Alan Etter – Man About Town
Do you know someone who moves through life with ease in transitioning from one career to another ? Someone who has varied interests and excels at all of them? Someone who is musically gifted and loves entertaining? Someone who lives full time on a boat? If not, then you need to meet Alan Etter, news anchor for WTOP Radio in Washington, DC.
It was during his high school years in Richlands, Virginia that Alan discovered his love of and talent for music. Buying a Sears guitar and a Mel Bay music book with money he earned from mowing lawns he taught himself to play. His plan was to become a professional musician. And it appeared that he was on target in the early 1980’s when he joined a four-man band that toured as the opening act for ZZ Top, Jefferson Starship and the Allman Brothers among others. As probably many mothers of musicians think, Alan’s mother doubted the suitability of her son making a living in a traveling band. Even though the band was successful and Alan loved the music, he eventually accepted the counsel of his mother and moved to Richmond to attend Virginia Commonwealth University.
Alan’s ability to undertake multiple tasks and excel in each became apparent during college as he completed his four-year journalism degree in two and a half years, while volunteering as a firefighter for Henrico County and working full time as a news reporter and anchor for WRVA Radio in Richmond. College years set the stage for his transition to Washington, DC in 1990 where he has made his mark in the community working in public information with the District of Columbia Fire Department, public relations for the former Greater Southeast Hospital, vice president for public relations at the University of the District of Columbia and currently reporter and anchor for WTOP Radio.
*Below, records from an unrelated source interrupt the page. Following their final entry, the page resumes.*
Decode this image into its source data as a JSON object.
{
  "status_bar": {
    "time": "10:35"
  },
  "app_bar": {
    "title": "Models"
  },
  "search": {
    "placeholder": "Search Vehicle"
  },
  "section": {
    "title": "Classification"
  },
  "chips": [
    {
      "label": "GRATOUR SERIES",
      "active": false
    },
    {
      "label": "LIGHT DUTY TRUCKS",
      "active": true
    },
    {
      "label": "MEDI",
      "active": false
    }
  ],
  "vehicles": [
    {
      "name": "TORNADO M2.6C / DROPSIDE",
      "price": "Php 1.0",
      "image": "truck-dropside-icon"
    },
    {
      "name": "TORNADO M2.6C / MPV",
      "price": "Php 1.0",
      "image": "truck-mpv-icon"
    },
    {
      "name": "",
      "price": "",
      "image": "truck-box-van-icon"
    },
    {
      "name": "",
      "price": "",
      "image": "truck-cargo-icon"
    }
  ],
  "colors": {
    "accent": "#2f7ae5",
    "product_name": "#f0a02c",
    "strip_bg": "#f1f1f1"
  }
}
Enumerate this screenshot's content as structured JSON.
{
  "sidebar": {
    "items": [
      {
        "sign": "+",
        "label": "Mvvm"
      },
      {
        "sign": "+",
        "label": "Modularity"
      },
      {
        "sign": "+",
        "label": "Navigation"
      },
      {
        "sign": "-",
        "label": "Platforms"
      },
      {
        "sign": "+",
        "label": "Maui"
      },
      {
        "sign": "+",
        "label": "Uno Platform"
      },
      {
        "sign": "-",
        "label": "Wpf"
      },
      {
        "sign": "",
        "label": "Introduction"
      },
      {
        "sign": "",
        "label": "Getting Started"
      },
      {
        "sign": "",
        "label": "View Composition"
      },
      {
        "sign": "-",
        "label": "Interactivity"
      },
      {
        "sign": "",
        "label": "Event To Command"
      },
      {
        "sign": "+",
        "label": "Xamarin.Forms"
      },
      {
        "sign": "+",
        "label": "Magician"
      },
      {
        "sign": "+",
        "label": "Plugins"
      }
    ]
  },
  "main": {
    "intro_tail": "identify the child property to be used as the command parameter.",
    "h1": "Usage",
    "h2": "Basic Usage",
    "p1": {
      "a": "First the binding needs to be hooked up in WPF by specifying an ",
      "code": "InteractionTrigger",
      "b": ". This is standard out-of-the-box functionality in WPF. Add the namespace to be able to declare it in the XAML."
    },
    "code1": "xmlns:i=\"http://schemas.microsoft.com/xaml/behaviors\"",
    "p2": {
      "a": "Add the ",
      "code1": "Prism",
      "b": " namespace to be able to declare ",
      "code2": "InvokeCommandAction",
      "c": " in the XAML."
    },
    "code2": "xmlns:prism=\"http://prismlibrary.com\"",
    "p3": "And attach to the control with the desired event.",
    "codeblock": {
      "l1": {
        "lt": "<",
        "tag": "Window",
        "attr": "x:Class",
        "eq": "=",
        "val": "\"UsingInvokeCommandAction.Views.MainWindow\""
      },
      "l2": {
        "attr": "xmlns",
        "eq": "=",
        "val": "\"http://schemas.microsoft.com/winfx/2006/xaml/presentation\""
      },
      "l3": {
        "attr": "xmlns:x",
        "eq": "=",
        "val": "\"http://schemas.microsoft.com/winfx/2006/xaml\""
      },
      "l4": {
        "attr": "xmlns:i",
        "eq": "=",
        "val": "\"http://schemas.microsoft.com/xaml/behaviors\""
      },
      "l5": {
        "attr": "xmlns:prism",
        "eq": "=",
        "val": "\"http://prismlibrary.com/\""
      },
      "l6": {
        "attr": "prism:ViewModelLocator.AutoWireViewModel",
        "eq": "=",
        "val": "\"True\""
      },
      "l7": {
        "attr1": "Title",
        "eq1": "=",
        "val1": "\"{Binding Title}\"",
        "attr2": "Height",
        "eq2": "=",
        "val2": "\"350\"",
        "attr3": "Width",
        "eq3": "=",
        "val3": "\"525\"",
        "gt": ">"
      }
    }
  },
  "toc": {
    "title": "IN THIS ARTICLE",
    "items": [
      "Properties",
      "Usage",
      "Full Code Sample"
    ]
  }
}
His love of firefighting and skill in journalism was combined while serving as the Public Information Officer for the District of Columbia Fire Department from 2001 to 2009. He says it was a favorite time in his life, hanging around firehouses and sharing stories with the public about fire department personnel who risk their lives daily. His commitment to telling stories about emergency personnel took a very dramatic turn during the events of September 11, 2001. Alan was returning downtown after taking his children to school in Charles County, when he noticed a plane flying very low over the Potomac River. He had already heard on his radio about the planes crashing into the World Trade Center towers, but didn’t immediately connect this low flying plane to that event. However, by the time he had reached the Douglas Bridge he could see the smoke rising above the Pentagon and realized what had occurred.
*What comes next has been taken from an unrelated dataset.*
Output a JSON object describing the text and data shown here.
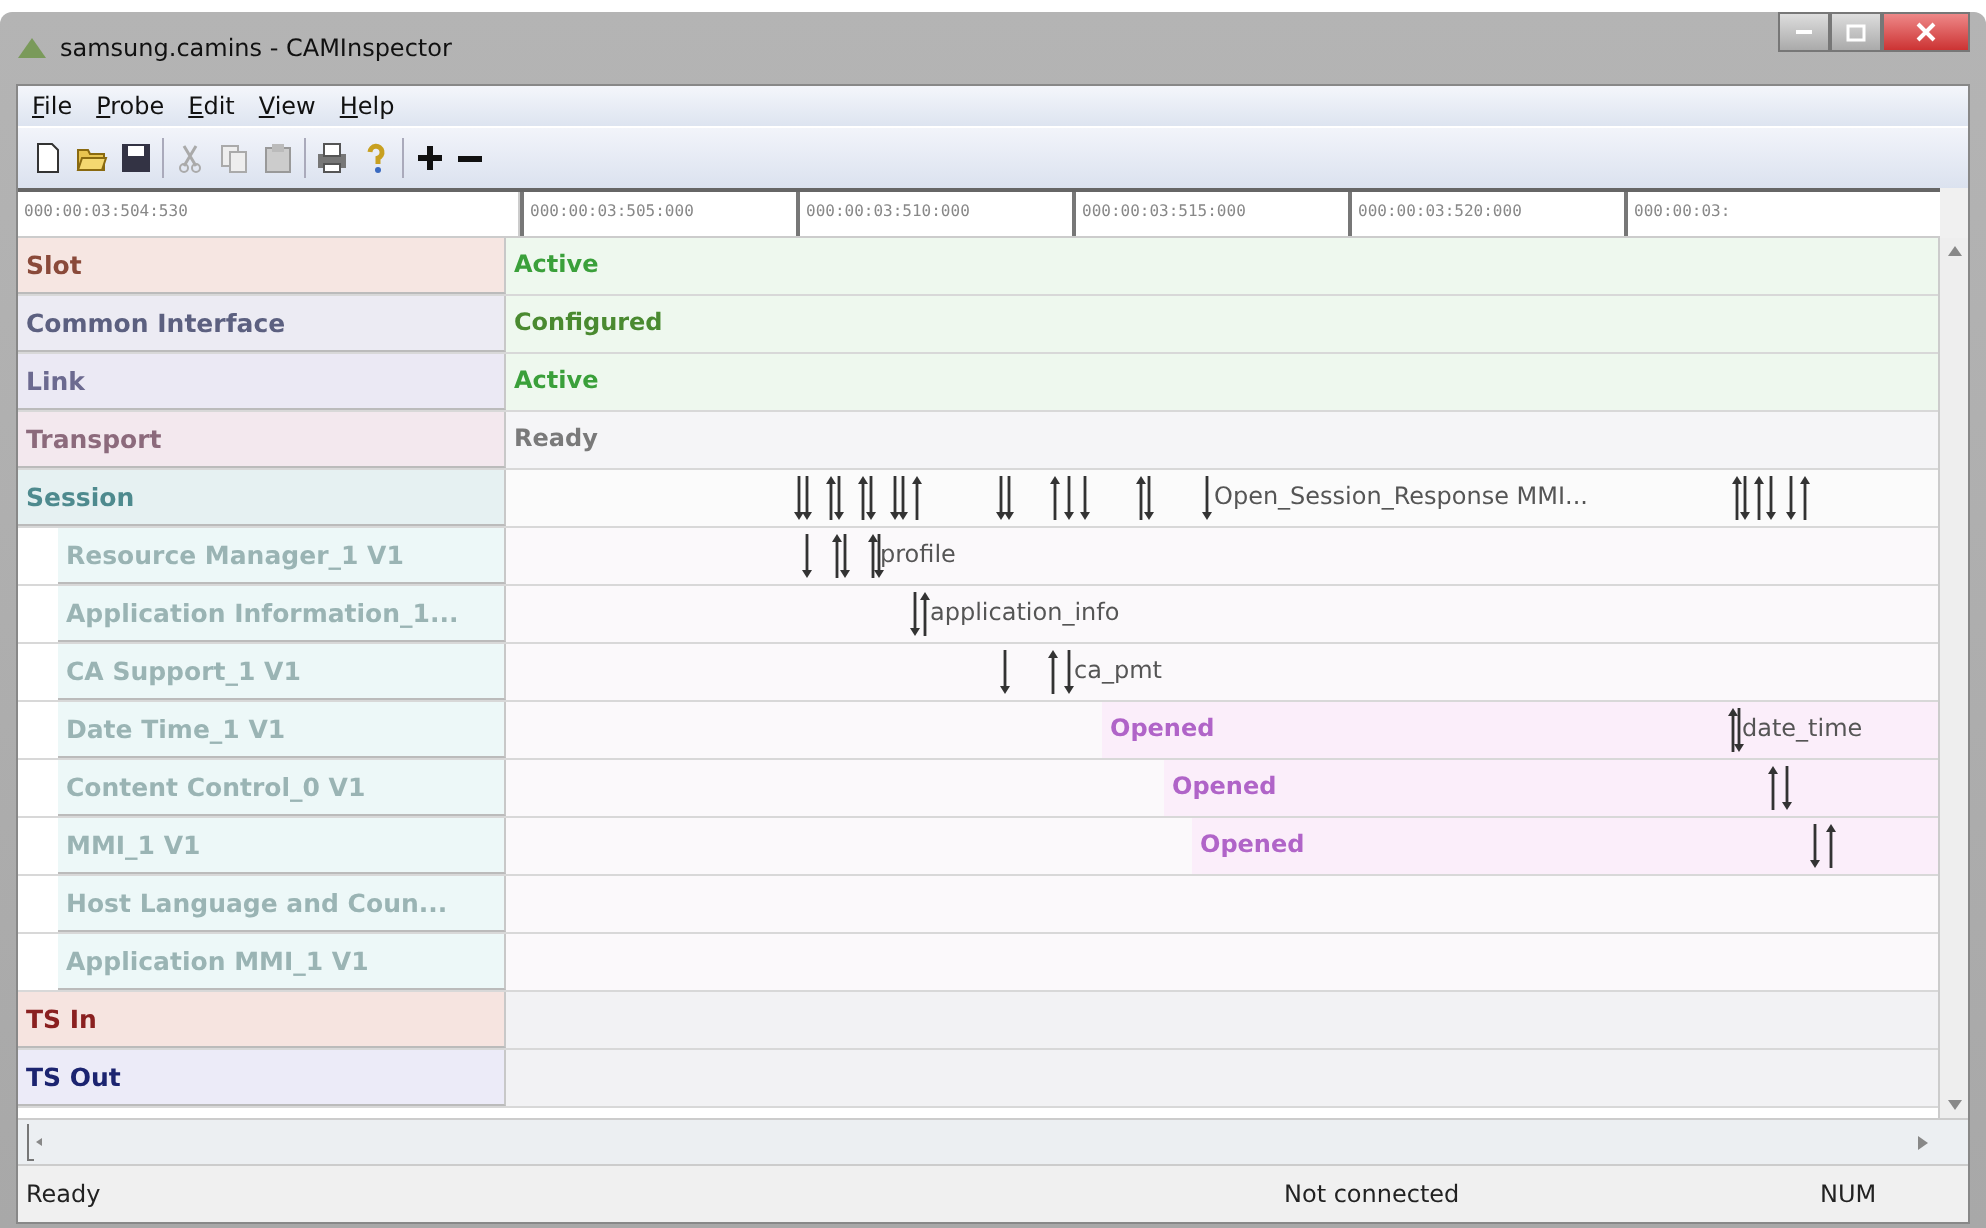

Driving straight to the Pentagon he was one of the early witness’s to the carnage and destruction that resulted from the plane crashing into the building. Arlington County took the lead that day on rescue operations but they did not have a public relations officer, so Alan was drafted to fill that role and spent several days on site. He says his most memorable moment and one that haunts him to today was meeting a man in the parking lot of the Pentagon the next day who told Alan he was waiting for the fire fighters and emergency responders to find his wife since she hadn’t returned home from work the previous day. Alan immediately knew that if his wife had been alive she would have already been located and reunited with her husband. He says to this day he has never learned the man’s name but sees his face and the pain he was enduring every day.
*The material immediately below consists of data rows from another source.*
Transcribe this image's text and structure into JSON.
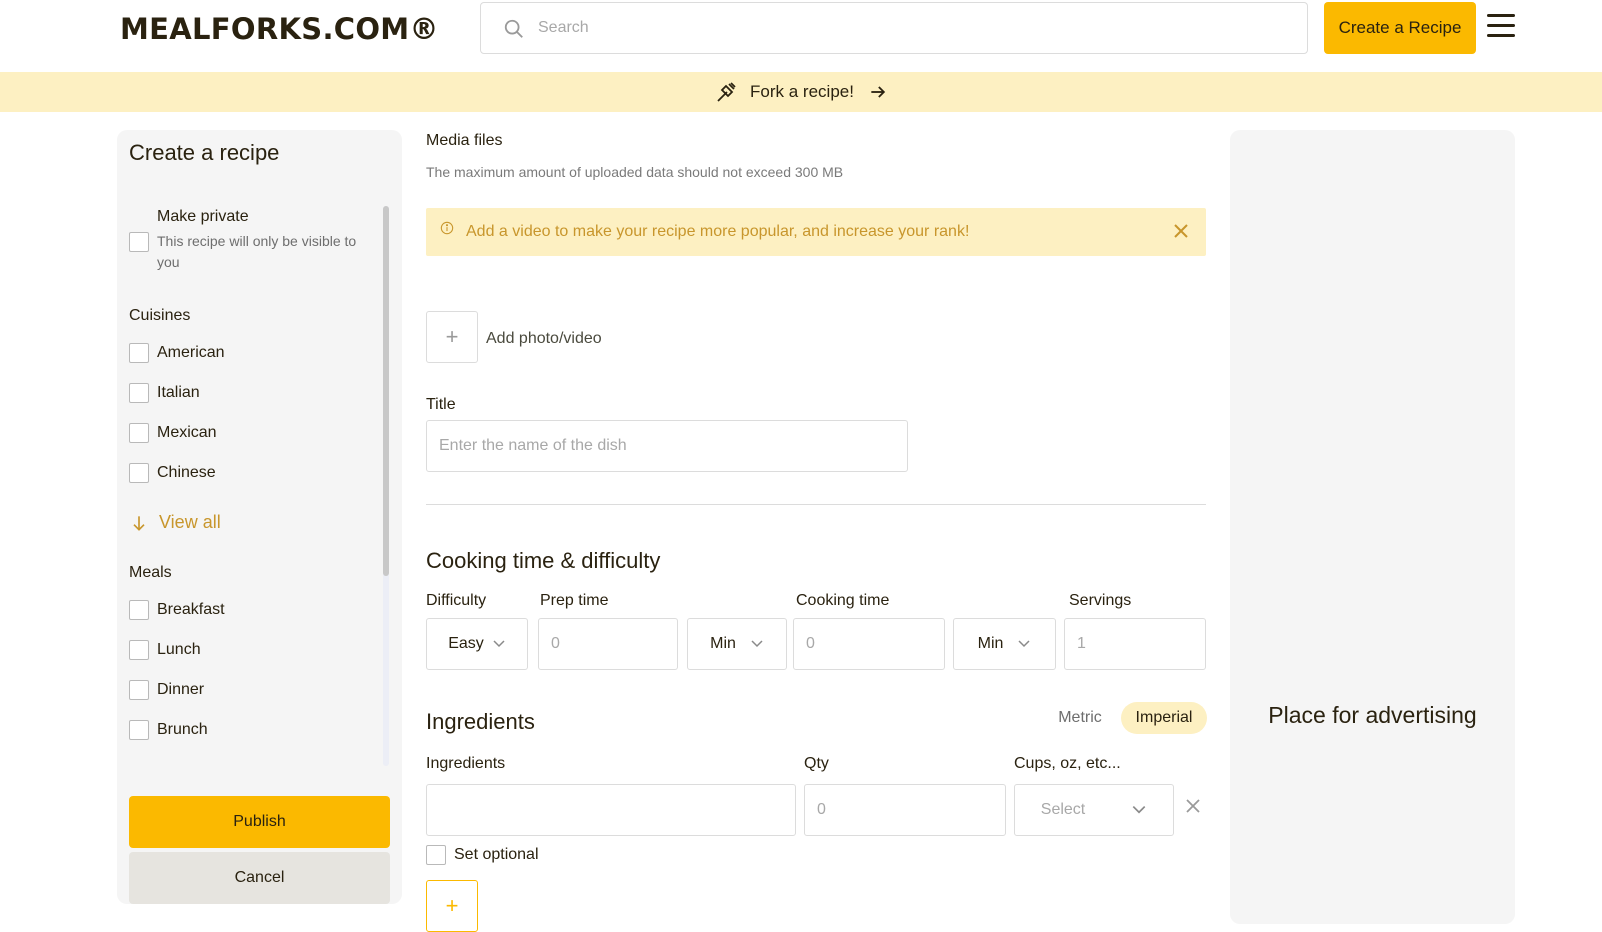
{
  "header": {
    "logo": "MEALFORKS.COM®",
    "search_placeholder": "Search",
    "create_button": "Create a Recipe"
  },
  "banner": {
    "text": "Fork a recipe!"
  },
  "sidebar": {
    "title": "Create a recipe",
    "private": {
      "label": "Make private",
      "description": "This recipe will only be visible to you"
    },
    "cuisines": {
      "title": "Cuisines",
      "items": [
        "American",
        "Italian",
        "Mexican",
        "Chinese"
      ],
      "view_all": "View all"
    },
    "meals": {
      "title": "Meals",
      "items": [
        "Breakfast",
        "Lunch",
        "Dinner",
        "Brunch"
      ]
    },
    "publish_button": "Publish",
    "cancel_button": "Cancel"
  },
  "media": {
    "title": "Media files",
    "limit_text": "The maximum amount of uploaded data should not exceed 300 MB",
    "alert": "Add a video to make your recipe more popular, and increase your rank!",
    "add_label": "Add photo/video"
  },
  "title_field": {
    "label": "Title",
    "placeholder": "Enter the name of the dish"
  },
  "cooking": {
    "heading": "Cooking time & difficulty",
    "difficulty_label": "Difficulty",
    "difficulty_value": "Easy",
    "prep_label": "Prep time",
    "prep_placeholder": "0",
    "prep_unit": "Min",
    "cook_label": "Cooking time",
    "cook_placeholder": "0",
    "cook_unit": "Min",
    "servings_label": "Servings",
    "servings_placeholder": "1"
  },
  "ingredients": {
    "heading": "Ingredients",
    "unit_metric": "Metric",
    "unit_imperial": "Imperial",
    "col_ingredients": "Ingredients",
    "col_qty": "Qty",
    "col_unit": "Cups, oz, etc...",
    "qty_placeholder": "0",
    "unit_placeholder": "Select",
    "optional_label": "Set optional"
  },
  "ad": {
    "text": "Place for advertising"
  },
  "colors": {
    "accent": "#fbb900",
    "banner": "#fdf0c2",
    "link": "#c8962c"
  }
}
It was during his time with the fire department that Alan chose to live on a boat. He wanted to be in a central location in order to get to emergency sites quickly. He had a friend who owned a boat and it seemed like an enjoyable way of life. In spite of a waiting list at the Gangplank Marina, he was able to secure a slip there and found a forty five foot powerboat from a dealer in Chestertown, Maryland. He loves the community at the marina, saying everyone knows each other and they depend on one another. So far the only negative he’s found living on a boat is that even with heaters the winter can be a little daunting. But watching the sunrises with a cup of coffee or a sunset with a glass of wine from the deck of his boat make any complaints disappear.
Currently Alan is back working in journalism as a reporter and anchor for WTOP Radio. His interest and knowledge of a variety of topics serves him well as just in the last month he has reported on the reduction of federal tax credits, use of Metro cards, shopping on Black Friday, reaction of veterans on the government shutdown, followup on the Capitol Hill shooting, how studying lobsters may lead to ways to prolong human life and an analysis of football players with concussions. He claims he’s just nosy but he has a real interest in people and the events that shape their lives and he’s good at telling those stories.
For the past several years he has also found time for his early love; music. Along with Jodie Knox, a fellow boat resident in the marina and member of the Coast Guard, he has formed a two-man band called the Mighty Seacocks. He says they have a repertoire of about three hundred songs and will play anything but like country and blues. They perform almost every week and love to entertain at fire and police department events.
Alan is one of those people who make life appear easy and enjoyable. He has made his mark as a volunteer firefighter, public information officer and news reporter and anchor gaining respect and admiration from colleagues. He lives a unique life style on a boat creating envy among many friends. And he provides fun and entertainment for all who hear “The Mighty Seacocks”.
~ Written by: Sylvia Winterling